As it often happens, the ball stopped moving and the pitch looked flat when there was a counter-attack. This was until Cummins and his habit of hitting the top of off made one nip back to Thakur to break the 123-run stand. But not before the pair had sent jitters across the Aussie dressing room.
Sundar was the epitome of calmness. Unfazed by Thakur's aggression, he kept playing on merit. Even when most of his attacking drives to Lyon did not pierce the gap on the offside, he remained unaffected. Having experienced his authority to balls pitched up, the Aussie pacers pulled their length back to him, but to no avail. He kept salami-slicing the deficit by hitting the ball in the gaps. Once Thakur was dismissed, he expanded his array of shots, hitting a no-look six, way over the long-on fence.
It took Cameron Green's brilliance at gully to dismiss him. Attempting a ramp, Sundar failed to get enough elevation. A back of a length ball and a slower ball earned Hazlewood a five-for and ended India's innings. This was not before the deficit was reduced to 33, the difference on the first innings being the least between the sides in the series.
When the duo got together, repeating the courage India demonstrated since Adelaide seemed a bridge too far. Letting them down was the experienced players, who gifted their wickets away to loose shots.
Starc started the morning from around the wicket, with the field set for the bouncer but hope set for getting some outswing. He moved back to over the wicket to Ajinkya Rahane in the next over. Though he neither had any swing back into the right-hander nor his pace as high as he is capable of, he induced two drives from India's skipper in consecutive overs. Starting off with a Rohit Sharmaesque approach from the day before, Rahane went for two drives on full balls outside off. Both flew past the gap between third slip and gully. These were the only opportunities Australia had for the first hour.
Fortunes turned for Starc 23 overs later while he was into his second spell. The ball was wide again, Rahane chased it again. This time the third slip was where the fourth slip is and the fielder made no mistake.
Mayank Agarwal looked comfortable in his new role against the older ball. He ducked well to the short ball and was crisp with his drives. Having survived long enough to face Nathan Lyon for the first time this series, he moved forward India's overall plan to attack him. Despite a long-on in place, Mayank came down the ground to clear the shorter straight boundaries with ease.
Then, the second ball after lunch, bowled at a length with not much room by Hazlewood produced an ugly shot. Stuck on his crease, Mayank went for the drive. Steve Smith at second slip juggled but held on to the chance on the second attempt. Another batsman threw away a decent start.

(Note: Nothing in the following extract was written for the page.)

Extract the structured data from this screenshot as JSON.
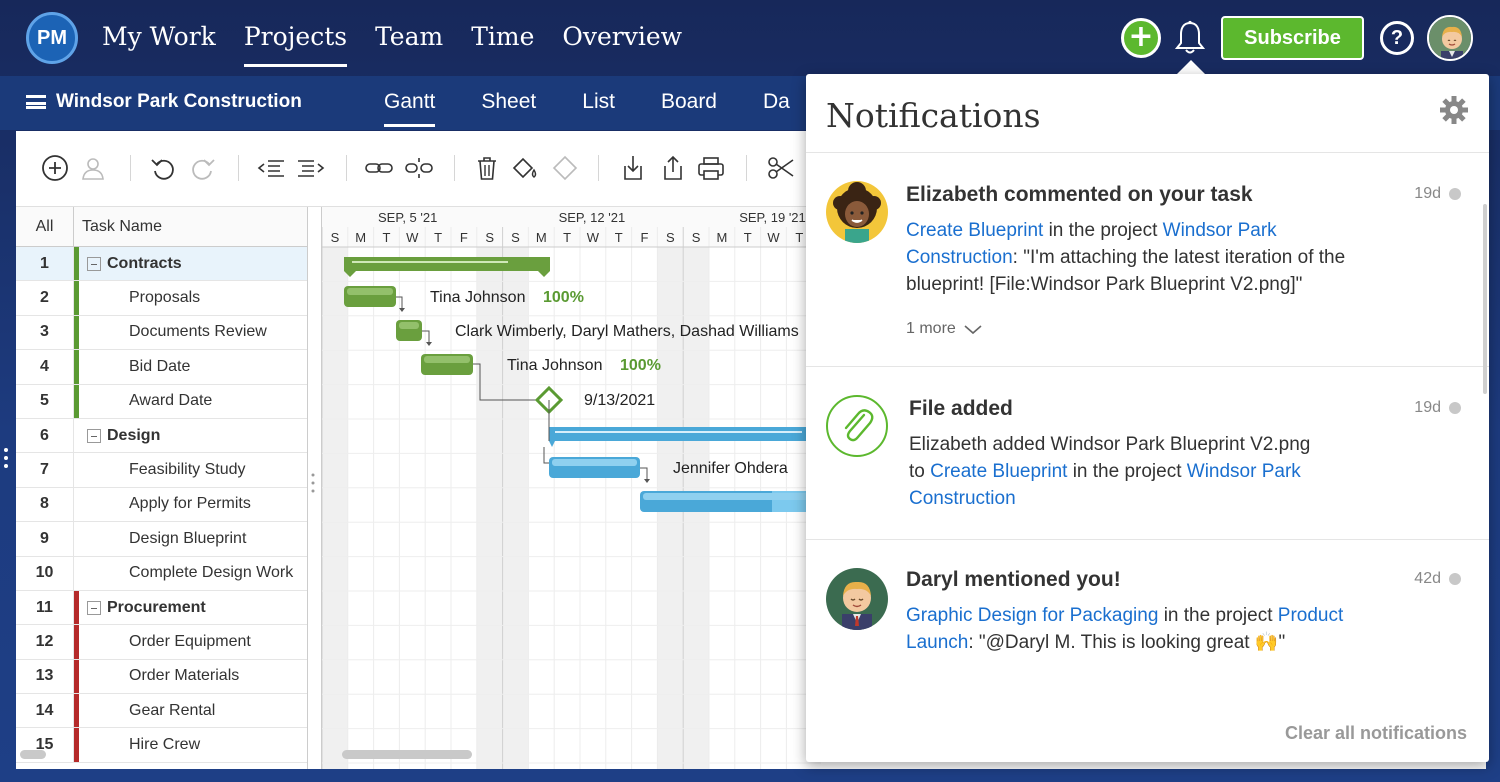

While he lasted, Rishabh Pant looked good. He was brisk as always, driving the full balls and cutting them past gully if short. The ball that got him out was shorter than the ones he cuts with ease. Pant chose to play a belated ramp. The ball travelled quickly to gully where Green used his bucket-sized right palm to let the ball stick. In the first 10 overs he bowled this morning, Hazlewood gave away only 19 runs while taking three of the four wickets to fall.
Earlier in the day, as the Aussie pacers have done all series, Hazlewood produced a gem, bowled from wide of the crease, making Pujara play around his off stump. It left him just enough to get the outside edge. Bowling peaches have been the only way to conquer fort Pujara this series.
But, as has been the case all series, the game refused to move considerably into either direction. The two players, batting for the first and second time ever in Tests, swung the dynamics of Test back in the balance.
After the first day, Sundar was jubilant when he expressed his desire to play as many games for India as possible irrespective of it being with "pink ball, red ball or white ball". It is this hunger in each player who has walked into the XI that has made this one of the most memorable series in recent years.